Report each line of the data below in which "Daniyal" appears.
SUPPLIED DATA below:
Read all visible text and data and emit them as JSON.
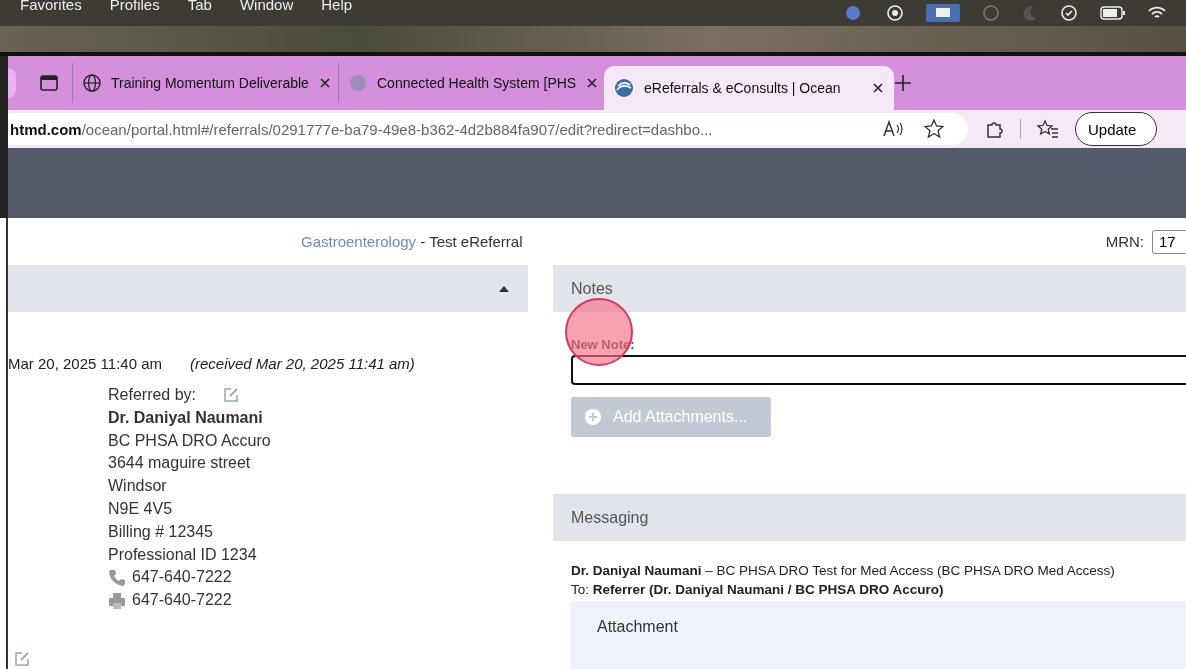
{
  "menu_bar": {
    "items": [
      "Favorites",
      "Profiles",
      "Tab",
      "Window",
      "Help"
    ]
  },
  "browser": {
    "tabs": [
      {
        "title": "Training Momentum Deliverable",
        "selected": false,
        "kind": "globe"
      },
      {
        "title": "Connected Health System [PHS",
        "selected": false,
        "kind": "site"
      },
      {
        "title": "eReferrals & eConsults | Ocean",
        "selected": true,
        "kind": "ocean"
      }
    ],
    "address": {
      "domain": "htmd.com",
      "path": "/ocean/portal.html#/referrals/0291777e-ba79-49e8-b362-4d2b884fa907/edit?redirect=dashbo..."
    },
    "update_button": "Update"
  },
  "title_bar": {
    "specialty": "Gastroenterology",
    "title": " - Test eReferral",
    "mrn_label": "MRN:",
    "mrn_value": "17"
  },
  "left_panel": {
    "expanded": true,
    "sent": "Mar 20, 2025 11:40 am",
    "received": "(received Mar 20, 2025 11:41 am)",
    "referred_by_label": "Referred by:",
    "referrer": {
      "name": "Dr. Daniyal Naumani",
      "lines": [
        "BC PHSA DRO Accuro",
        "3644 maguire street",
        "Windsor",
        "N9E 4V5",
        "Billing # 12345",
        "Professional ID 1234"
      ],
      "phone": "647-640-7222",
      "fax": "647-640-7222"
    }
  },
  "notes": {
    "title": "Notes",
    "new_note_label": "New Note:",
    "add_button": {
      "label": "Add Attachments...",
      "disabled": true
    }
  },
  "messaging": {
    "title": "Messaging",
    "sender": "Dr. Daniyal Naumani",
    "sender_org": " – BC PHSA DRO Test for Med Access (BC PHSA DRO Med Access)",
    "to_label": "To: ",
    "to": "Referrer (Dr. Daniyal Naumani / BC PHSA DRO Accuro)",
    "attachment_title": "Attachment"
  }
}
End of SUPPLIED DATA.
◆ TASK ANSWER:
      "name": "Dr. Daniyal Naumani",
    "sender": "Dr. Daniyal Naumani",
    "to": "Referrer (Dr. Daniyal Naumani / BC PHSA DRO Accuro)",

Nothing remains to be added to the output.